▶ [Excerpted data]:
%%

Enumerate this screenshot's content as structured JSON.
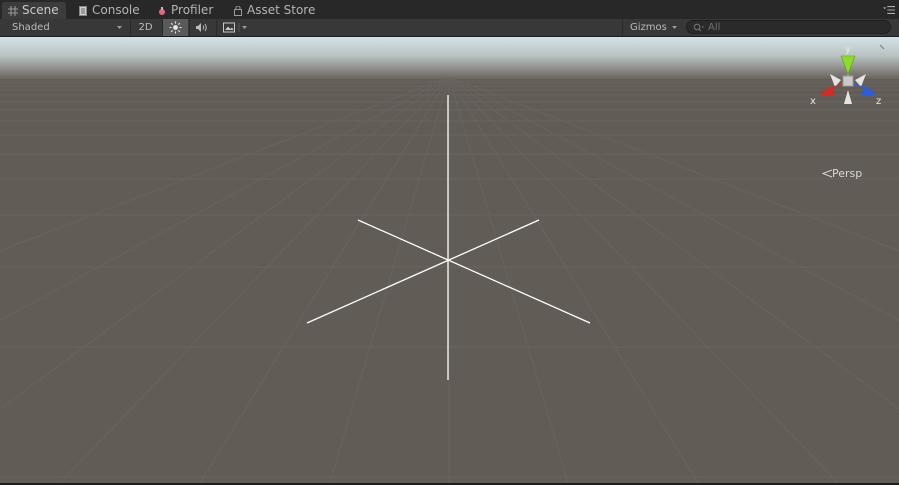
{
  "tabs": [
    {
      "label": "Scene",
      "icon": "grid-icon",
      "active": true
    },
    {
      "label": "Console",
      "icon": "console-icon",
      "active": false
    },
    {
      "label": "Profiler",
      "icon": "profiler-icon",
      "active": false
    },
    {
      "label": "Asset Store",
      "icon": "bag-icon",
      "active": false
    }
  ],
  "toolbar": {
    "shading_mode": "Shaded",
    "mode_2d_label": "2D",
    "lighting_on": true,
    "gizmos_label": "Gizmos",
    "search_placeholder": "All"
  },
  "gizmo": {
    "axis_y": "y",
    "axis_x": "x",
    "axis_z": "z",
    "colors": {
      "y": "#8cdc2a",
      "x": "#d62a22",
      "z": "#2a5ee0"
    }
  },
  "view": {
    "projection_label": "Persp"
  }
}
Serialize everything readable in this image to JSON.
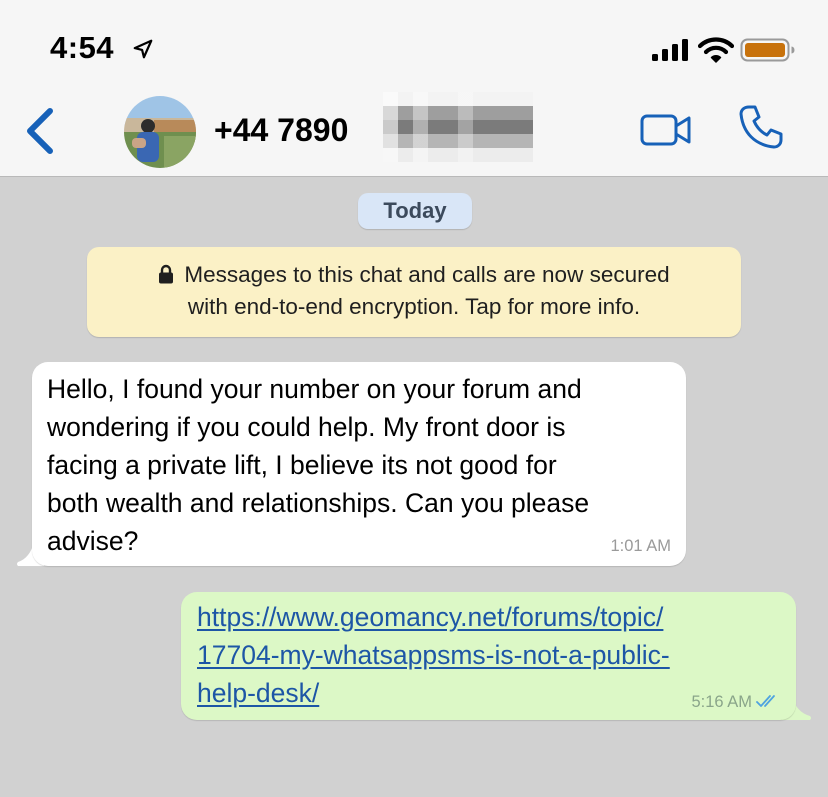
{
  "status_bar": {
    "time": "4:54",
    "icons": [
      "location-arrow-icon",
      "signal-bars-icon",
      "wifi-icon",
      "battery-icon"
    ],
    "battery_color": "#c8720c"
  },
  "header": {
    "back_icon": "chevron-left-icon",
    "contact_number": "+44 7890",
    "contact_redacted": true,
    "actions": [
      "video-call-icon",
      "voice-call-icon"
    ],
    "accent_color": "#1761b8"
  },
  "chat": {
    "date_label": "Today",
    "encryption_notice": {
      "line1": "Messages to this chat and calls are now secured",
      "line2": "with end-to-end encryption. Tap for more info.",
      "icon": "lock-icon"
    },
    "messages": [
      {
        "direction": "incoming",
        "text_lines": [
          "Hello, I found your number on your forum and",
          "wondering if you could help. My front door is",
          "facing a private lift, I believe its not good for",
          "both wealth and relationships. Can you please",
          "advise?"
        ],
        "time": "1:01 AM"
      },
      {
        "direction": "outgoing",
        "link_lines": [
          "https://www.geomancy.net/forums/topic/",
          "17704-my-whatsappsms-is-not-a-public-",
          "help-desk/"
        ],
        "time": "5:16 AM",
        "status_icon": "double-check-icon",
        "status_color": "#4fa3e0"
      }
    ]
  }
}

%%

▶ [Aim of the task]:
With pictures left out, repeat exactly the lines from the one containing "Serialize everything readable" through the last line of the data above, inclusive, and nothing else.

▶ [Answer below]:
Serialize everything readable in this image to JSON.
{
  "status_bar": {
    "time": "4:54",
    "icons": [
      "location-arrow-icon",
      "signal-bars-icon",
      "wifi-icon",
      "battery-icon"
    ],
    "battery_color": "#c8720c"
  },
  "header": {
    "back_icon": "chevron-left-icon",
    "contact_number": "+44 7890",
    "contact_redacted": true,
    "actions": [
      "video-call-icon",
      "voice-call-icon"
    ],
    "accent_color": "#1761b8"
  },
  "chat": {
    "date_label": "Today",
    "encryption_notice": {
      "line1": "Messages to this chat and calls are now secured",
      "line2": "with end-to-end encryption. Tap for more info.",
      "icon": "lock-icon"
    },
    "messages": [
      {
        "direction": "incoming",
        "text_lines": [
          "Hello, I found your number on your forum and",
          "wondering if you could help. My front door is",
          "facing a private lift, I believe its not good for",
          "both wealth and relationships. Can you please",
          "advise?"
        ],
        "time": "1:01 AM"
      },
      {
        "direction": "outgoing",
        "link_lines": [
          "https://www.geomancy.net/forums/topic/",
          "17704-my-whatsappsms-is-not-a-public-",
          "help-desk/"
        ],
        "time": "5:16 AM",
        "status_icon": "double-check-icon",
        "status_color": "#4fa3e0"
      }
    ]
  }
}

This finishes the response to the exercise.